Scots drink more, smoke more and have worse diets than people elsewhere in the UK.
Scots drink more, smoke more and have poorer diets than people across the rest of the UK, an official report found on Tuesday.
Public Health Minister Shona Robison said more action is needed to tackle the problems set out in the Scottish Health Survey, which also found that Scotland has higher obesity levels.
Opposition leaders said Scotland must lose its "sick man of Europe" tag.
About 44% of men in Scotland are likely to have drank more than four units of alcohol on their heaviest drinking day, compared with 41% in England, the survey finds. This is about two pints of medium-strength beer or four glasses of wine.
A higher proportion of women in Scotland (36%) than England (32%) drank more than three units on their heaviest drinking day in the last week. The survey also found that 27% of men in Scotland smoked compared with 24% in England.
The equivalent figures for women were 25% and 20%. Women in Scotland were also more likely to smoke than women in Wales (22%).
Ms Robison said: "Scotland historically has an appalling health record. For generations, far too many people have died before their time with our culture of poor diet, heavy drinking and smoking all taking their toll.
"That's why we're taking action to improve our nation's health and it is heartening that we are seeing improvements in many areas.
"But, as today's statistics show, other parts of the UK are still doing better and this clearly demonstrates that we can, and must, do more to help Scots live healthy lives."
The report compared the most recently-published health surveys in the four UK countries. It also found fruit and vegetable consumption was significantly lower in Scotland than in England for both men and women.
A higher proportion of men and women were overweight, including obese, in Scotland than in England or Northern Ireland. Only 20% of men and 24% of women in Scotland ate the recommended five or more portions of fruit and vegetables a day compared with 25% of men and 29% of women in England.
The amount of women overweight, including obesity, was significantly higher in Scotland (61.8%) than in England (56.9%) or Northern Ireland (54%).

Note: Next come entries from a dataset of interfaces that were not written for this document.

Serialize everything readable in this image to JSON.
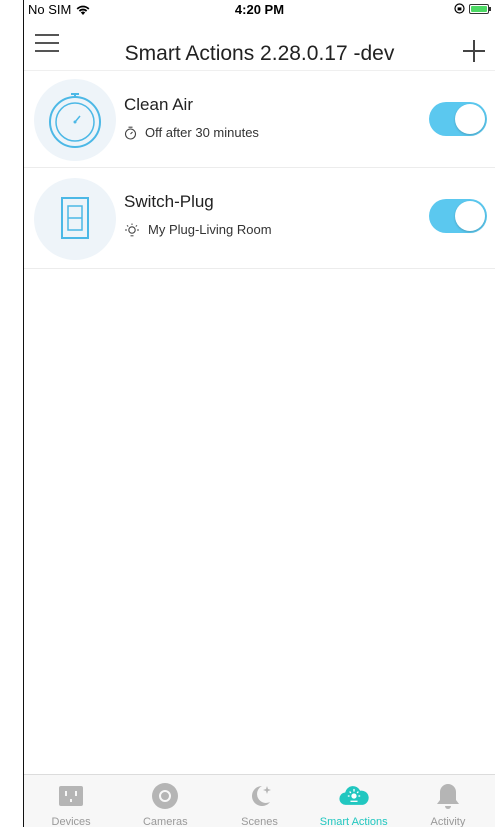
{
  "status_bar": {
    "carrier": "No SIM",
    "time": "4:20 PM"
  },
  "nav": {
    "title": "Smart Actions 2.28.0.17 -dev",
    "menu_icon": "hamburger-menu-icon",
    "add_icon": "plus-icon"
  },
  "actions": [
    {
      "title": "Clean Air",
      "subtitle": "Off after 30 minutes",
      "icon": "timer-icon",
      "sub_icon": "stopwatch-icon",
      "enabled": true
    },
    {
      "title": "Switch-Plug",
      "subtitle": "My Plug-Living Room",
      "icon": "light-switch-icon",
      "sub_icon": "bulb-icon",
      "enabled": true
    }
  ],
  "tabs": [
    {
      "label": "Devices",
      "icon": "outlet-icon",
      "active": false
    },
    {
      "label": "Cameras",
      "icon": "camera-icon",
      "active": false
    },
    {
      "label": "Scenes",
      "icon": "moon-icon",
      "active": false
    },
    {
      "label": "Smart Actions",
      "icon": "cloud-sparkle-icon",
      "active": true
    },
    {
      "label": "Activity",
      "icon": "bell-icon",
      "active": false
    }
  ],
  "colors": {
    "accent": "#21c7c0",
    "toggle_on": "#5bc8ef",
    "icon_blue": "#4cb8e6",
    "tab_inactive": "#999999"
  }
}
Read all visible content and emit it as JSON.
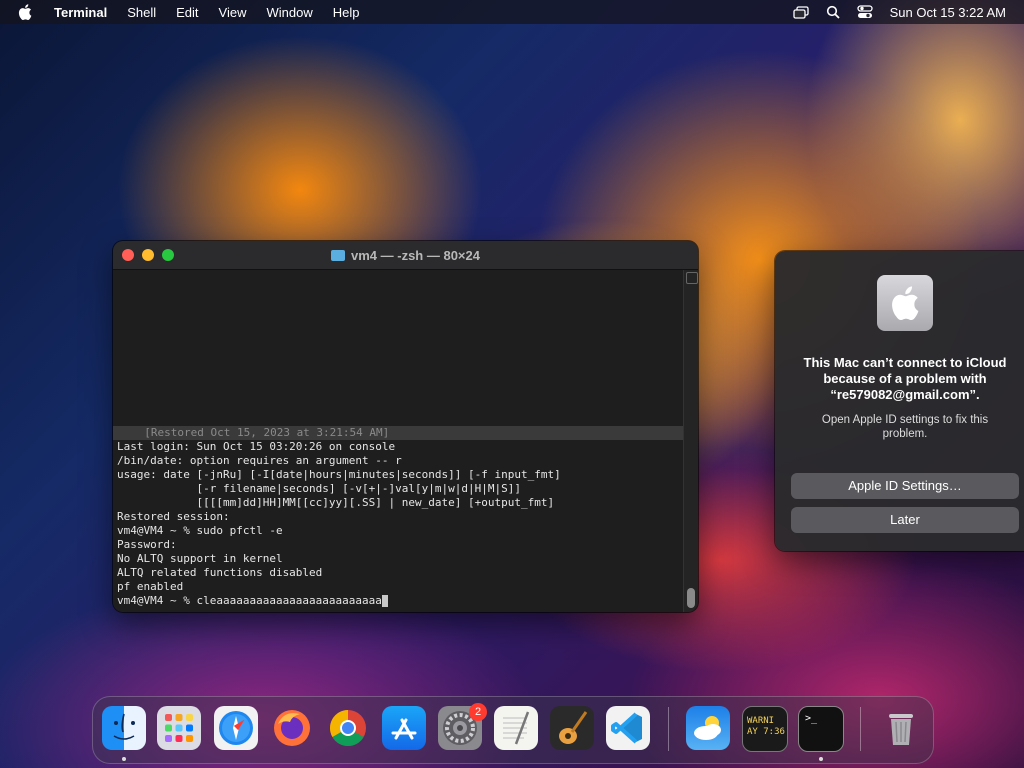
{
  "menubar": {
    "app_name": "Terminal",
    "items": [
      "Shell",
      "Edit",
      "View",
      "Window",
      "Help"
    ],
    "clock": "Sun Oct 15  3:22 AM"
  },
  "terminal": {
    "title": "vm4 — -zsh — 80×24",
    "lines": [
      "  [Restored Oct 15, 2023 at 3:21:54 AM]",
      "Last login: Sun Oct 15 03:20:26 on console",
      "/bin/date: option requires an argument -- r",
      "usage: date [-jnRu] [-I[date|hours|minutes|seconds]] [-f input_fmt]",
      "            [-r filename|seconds] [-v[+|-]val[y|m|w|d|H|M|S]]",
      "            [[[[mm]dd]HH]MM[[cc]yy][.SS] | new_date] [+output_fmt]",
      "Restored session:",
      "vm4@VM4 ~ % sudo pfctl -e",
      "Password:",
      "No ALTQ support in kernel",
      "ALTQ related functions disabled",
      "pf enabled"
    ],
    "prompt_line": "vm4@VM4 ~ % cleaaaaaaaaaaaaaaaaaaaaaaaaa"
  },
  "alert": {
    "title": "This Mac can’t connect to iCloud because of a problem with “re579082@gmail.com”.",
    "message": "Open Apple ID settings to fix this problem.",
    "primary_button": "Apple ID Settings…",
    "secondary_button": "Later"
  },
  "dock": {
    "items": [
      {
        "name": "finder-icon",
        "app": "Finder"
      },
      {
        "name": "launchpad-icon",
        "app": "Launchpad"
      },
      {
        "name": "safari-icon",
        "app": "Safari"
      },
      {
        "name": "firefox-icon",
        "app": "Firefox"
      },
      {
        "name": "chrome-icon",
        "app": "Chrome"
      },
      {
        "name": "app-store-icon",
        "app": "App Store"
      },
      {
        "name": "system-settings-icon",
        "app": "System Settings"
      },
      {
        "name": "textedit-icon",
        "app": "TextEdit"
      },
      {
        "name": "garageband-icon",
        "app": "GarageBand"
      },
      {
        "name": "vscode-icon",
        "app": "Visual Studio Code"
      },
      {
        "name": "weather-icon",
        "app": "Weather"
      },
      {
        "name": "console-icon",
        "app": "Console"
      },
      {
        "name": "terminal-icon",
        "app": "Terminal"
      },
      {
        "name": "trash-icon",
        "app": "Trash"
      }
    ],
    "settings_badge": "2",
    "console_text_1": "WARNI",
    "console_text_2": "AY 7:36",
    "terminal_prompt": ">_"
  },
  "colors": {
    "close": "#ff5f57",
    "minimize": "#febc2e",
    "zoom": "#28c840",
    "badge": "#ff3b30"
  }
}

Liberal Democrat public health spokesman Jamie Stone said: "These comparisons make for grim reading for Scotland. The Scottish Government has to tackle the root causes of obesity. That means improving diets and getting more Scots active. Scotland doesn't have to be the sick man of the UK."